▶ **ABOUT THIS EXERCISE**:
Figure out how many lines in these records contain "înmatriculare". Only the number belongs in the reply.

▽

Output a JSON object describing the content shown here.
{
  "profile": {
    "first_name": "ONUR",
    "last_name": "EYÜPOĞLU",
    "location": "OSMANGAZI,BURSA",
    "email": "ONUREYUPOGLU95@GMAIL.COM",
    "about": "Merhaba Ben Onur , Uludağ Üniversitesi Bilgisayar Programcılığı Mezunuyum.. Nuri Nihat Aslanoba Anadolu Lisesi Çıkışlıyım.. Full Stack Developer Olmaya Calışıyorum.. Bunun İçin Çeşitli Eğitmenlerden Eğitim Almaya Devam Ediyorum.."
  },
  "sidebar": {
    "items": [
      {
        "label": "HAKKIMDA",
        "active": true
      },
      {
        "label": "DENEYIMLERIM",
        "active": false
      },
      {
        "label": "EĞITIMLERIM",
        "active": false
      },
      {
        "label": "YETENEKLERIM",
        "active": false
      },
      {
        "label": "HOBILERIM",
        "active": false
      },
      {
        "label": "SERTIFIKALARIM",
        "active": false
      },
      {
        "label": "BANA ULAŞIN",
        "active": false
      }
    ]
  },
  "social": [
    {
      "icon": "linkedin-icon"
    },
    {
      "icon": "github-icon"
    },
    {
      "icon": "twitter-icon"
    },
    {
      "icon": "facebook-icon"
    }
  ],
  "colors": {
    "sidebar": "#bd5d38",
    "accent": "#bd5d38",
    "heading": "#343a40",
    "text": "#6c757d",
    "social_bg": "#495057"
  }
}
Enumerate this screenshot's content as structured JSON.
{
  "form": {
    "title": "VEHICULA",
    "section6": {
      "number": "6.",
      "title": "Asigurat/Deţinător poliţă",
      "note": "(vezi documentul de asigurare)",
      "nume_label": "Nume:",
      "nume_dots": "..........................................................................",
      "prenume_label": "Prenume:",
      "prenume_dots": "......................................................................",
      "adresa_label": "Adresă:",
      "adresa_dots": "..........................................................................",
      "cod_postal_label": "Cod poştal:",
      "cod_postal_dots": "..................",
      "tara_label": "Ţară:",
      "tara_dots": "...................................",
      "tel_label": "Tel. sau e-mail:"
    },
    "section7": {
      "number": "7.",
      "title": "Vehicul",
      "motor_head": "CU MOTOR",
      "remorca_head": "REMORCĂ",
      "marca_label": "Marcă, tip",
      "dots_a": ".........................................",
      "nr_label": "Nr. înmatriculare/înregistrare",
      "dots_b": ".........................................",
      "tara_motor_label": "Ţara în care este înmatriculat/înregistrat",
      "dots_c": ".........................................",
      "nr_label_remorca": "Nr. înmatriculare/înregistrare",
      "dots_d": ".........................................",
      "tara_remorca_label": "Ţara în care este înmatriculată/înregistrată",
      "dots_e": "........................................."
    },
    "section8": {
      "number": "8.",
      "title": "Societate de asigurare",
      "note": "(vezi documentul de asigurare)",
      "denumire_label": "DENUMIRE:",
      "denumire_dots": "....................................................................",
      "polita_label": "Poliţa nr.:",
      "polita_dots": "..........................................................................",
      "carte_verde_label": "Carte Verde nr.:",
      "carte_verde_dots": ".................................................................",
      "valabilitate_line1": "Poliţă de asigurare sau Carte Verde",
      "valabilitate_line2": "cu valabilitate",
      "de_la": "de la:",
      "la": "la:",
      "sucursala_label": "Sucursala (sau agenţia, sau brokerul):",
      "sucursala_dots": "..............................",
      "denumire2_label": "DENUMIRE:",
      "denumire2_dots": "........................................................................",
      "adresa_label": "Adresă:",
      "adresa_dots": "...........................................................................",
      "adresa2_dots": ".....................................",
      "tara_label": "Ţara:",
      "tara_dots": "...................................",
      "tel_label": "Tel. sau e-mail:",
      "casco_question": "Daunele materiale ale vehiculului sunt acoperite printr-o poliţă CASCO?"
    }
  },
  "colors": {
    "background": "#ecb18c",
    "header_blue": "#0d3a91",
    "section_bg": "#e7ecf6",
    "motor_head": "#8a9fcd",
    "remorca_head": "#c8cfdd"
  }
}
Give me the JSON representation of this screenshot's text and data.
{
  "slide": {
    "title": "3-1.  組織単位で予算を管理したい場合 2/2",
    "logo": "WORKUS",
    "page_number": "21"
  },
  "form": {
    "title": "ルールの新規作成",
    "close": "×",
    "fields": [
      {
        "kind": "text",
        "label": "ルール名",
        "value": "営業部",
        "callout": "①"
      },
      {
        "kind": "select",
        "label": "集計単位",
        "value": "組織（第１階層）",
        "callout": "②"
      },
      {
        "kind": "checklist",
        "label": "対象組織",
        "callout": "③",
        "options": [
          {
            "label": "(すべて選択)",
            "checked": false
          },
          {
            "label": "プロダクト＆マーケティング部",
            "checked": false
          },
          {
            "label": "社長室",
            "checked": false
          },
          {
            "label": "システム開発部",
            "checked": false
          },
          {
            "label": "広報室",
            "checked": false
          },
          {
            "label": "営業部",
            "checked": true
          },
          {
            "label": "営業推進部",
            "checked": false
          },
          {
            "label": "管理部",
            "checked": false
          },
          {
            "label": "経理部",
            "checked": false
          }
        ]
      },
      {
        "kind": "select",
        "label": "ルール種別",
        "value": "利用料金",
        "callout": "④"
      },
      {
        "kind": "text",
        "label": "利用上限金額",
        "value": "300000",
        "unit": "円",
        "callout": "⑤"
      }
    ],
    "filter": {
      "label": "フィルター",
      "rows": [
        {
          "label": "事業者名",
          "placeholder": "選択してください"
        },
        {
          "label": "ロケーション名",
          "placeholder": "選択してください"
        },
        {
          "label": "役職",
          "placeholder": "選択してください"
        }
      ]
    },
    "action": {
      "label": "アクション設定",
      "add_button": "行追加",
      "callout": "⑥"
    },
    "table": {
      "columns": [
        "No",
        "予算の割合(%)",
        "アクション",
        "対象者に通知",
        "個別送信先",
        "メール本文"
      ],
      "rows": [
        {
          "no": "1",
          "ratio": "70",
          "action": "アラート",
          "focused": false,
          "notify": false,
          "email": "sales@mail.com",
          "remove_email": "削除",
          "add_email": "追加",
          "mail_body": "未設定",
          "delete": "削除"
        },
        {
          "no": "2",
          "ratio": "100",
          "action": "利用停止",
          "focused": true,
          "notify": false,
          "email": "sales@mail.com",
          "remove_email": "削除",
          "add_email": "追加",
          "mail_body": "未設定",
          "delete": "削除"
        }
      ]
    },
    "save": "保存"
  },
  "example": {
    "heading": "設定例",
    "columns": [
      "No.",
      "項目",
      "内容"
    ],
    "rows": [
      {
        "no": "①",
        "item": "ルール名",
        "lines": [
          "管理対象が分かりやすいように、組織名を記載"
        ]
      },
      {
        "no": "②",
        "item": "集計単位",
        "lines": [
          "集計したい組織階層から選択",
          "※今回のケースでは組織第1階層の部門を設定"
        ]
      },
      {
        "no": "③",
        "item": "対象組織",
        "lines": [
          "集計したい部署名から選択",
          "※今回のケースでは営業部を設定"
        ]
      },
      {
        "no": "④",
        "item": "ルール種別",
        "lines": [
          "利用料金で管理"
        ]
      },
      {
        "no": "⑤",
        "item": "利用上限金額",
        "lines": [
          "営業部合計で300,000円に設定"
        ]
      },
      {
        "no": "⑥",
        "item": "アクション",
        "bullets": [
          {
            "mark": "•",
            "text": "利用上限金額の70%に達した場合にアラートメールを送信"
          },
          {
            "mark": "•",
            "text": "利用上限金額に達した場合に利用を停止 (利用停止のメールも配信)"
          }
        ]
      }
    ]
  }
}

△

▶ **SOLUTION TO THE PROBLEM**:
2